**WHAT TO PRODUCE:** Retype, character for character, the line containing "Output a JSON" along with each line after it through the end of the data, and only those.

**RECORDS TO USE:**
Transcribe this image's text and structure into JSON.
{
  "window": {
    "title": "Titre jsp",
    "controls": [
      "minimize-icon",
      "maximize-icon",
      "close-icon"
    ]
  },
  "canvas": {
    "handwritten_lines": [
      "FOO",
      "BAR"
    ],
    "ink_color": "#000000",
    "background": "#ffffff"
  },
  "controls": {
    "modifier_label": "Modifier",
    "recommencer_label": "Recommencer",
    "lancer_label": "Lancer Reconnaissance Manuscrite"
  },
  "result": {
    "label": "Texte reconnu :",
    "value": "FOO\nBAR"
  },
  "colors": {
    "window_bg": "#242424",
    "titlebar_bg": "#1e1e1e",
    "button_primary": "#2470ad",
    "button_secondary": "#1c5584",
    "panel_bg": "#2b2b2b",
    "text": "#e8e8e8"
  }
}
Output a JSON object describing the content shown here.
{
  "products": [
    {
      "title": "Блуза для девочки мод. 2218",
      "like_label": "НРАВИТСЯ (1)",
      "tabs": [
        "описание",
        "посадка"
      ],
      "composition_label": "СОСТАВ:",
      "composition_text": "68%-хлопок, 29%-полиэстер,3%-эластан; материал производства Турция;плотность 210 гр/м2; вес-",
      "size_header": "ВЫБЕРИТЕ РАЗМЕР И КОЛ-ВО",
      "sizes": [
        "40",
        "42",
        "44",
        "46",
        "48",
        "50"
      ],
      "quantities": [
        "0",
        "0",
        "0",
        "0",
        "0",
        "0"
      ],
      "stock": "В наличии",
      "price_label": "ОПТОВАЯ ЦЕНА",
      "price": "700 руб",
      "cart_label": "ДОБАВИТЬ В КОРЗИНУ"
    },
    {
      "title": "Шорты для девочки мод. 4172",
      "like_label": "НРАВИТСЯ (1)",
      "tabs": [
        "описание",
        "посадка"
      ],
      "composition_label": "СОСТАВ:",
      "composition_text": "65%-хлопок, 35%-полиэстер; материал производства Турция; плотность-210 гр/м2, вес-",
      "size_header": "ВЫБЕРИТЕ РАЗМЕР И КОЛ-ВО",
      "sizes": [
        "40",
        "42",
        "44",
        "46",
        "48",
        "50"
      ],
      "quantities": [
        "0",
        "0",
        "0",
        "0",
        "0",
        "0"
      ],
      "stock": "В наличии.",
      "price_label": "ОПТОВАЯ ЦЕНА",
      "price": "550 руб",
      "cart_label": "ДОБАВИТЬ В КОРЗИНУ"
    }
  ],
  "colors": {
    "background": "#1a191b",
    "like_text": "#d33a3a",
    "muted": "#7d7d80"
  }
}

**RESULT:**
Output a JSON object describing the content shown here.
{
  "products": [
    {
      "title": "Блуза для девочки мод. 2218",
      "like_label": "НРАВИТСЯ (1)",
      "tabs": [
        "описание",
        "посадка"
      ],
      "composition_label": "СОСТАВ:",
      "composition_text": "68%-хлопок, 29%-полиэстер,3%-эластан; материал производства Турция;плотность 210 гр/м2; вес-",
      "size_header": "ВЫБЕРИТЕ РАЗМЕР И КОЛ-ВО",
      "sizes": [
        "40",
        "42",
        "44",
        "46",
        "48",
        "50"
      ],
      "quantities": [
        "0",
        "0",
        "0",
        "0",
        "0",
        "0"
      ],
      "stock": "В наличии",
      "price_label": "ОПТОВАЯ ЦЕНА",
      "price": "700 руб",
      "cart_label": "ДОБАВИТЬ В КОРЗИНУ"
    },
    {
      "title": "Шорты для девочки мод. 4172",
      "like_label": "НРАВИТСЯ (1)",
      "tabs": [
        "описание",
        "посадка"
      ],
      "composition_label": "СОСТАВ:",
      "composition_text": "65%-хлопок, 35%-полиэстер; материал производства Турция; плотность-210 гр/м2, вес-",
      "size_header": "ВЫБЕРИТЕ РАЗМЕР И КОЛ-ВО",
      "sizes": [
        "40",
        "42",
        "44",
        "46",
        "48",
        "50"
      ],
      "quantities": [
        "0",
        "0",
        "0",
        "0",
        "0",
        "0"
      ],
      "stock": "В наличии.",
      "price_label": "ОПТОВАЯ ЦЕНА",
      "price": "550 руб",
      "cart_label": "ДОБАВИТЬ В КОРЗИНУ"
    }
  ],
  "colors": {
    "background": "#1a191b",
    "like_text": "#d33a3a",
    "muted": "#7d7d80"
  }
}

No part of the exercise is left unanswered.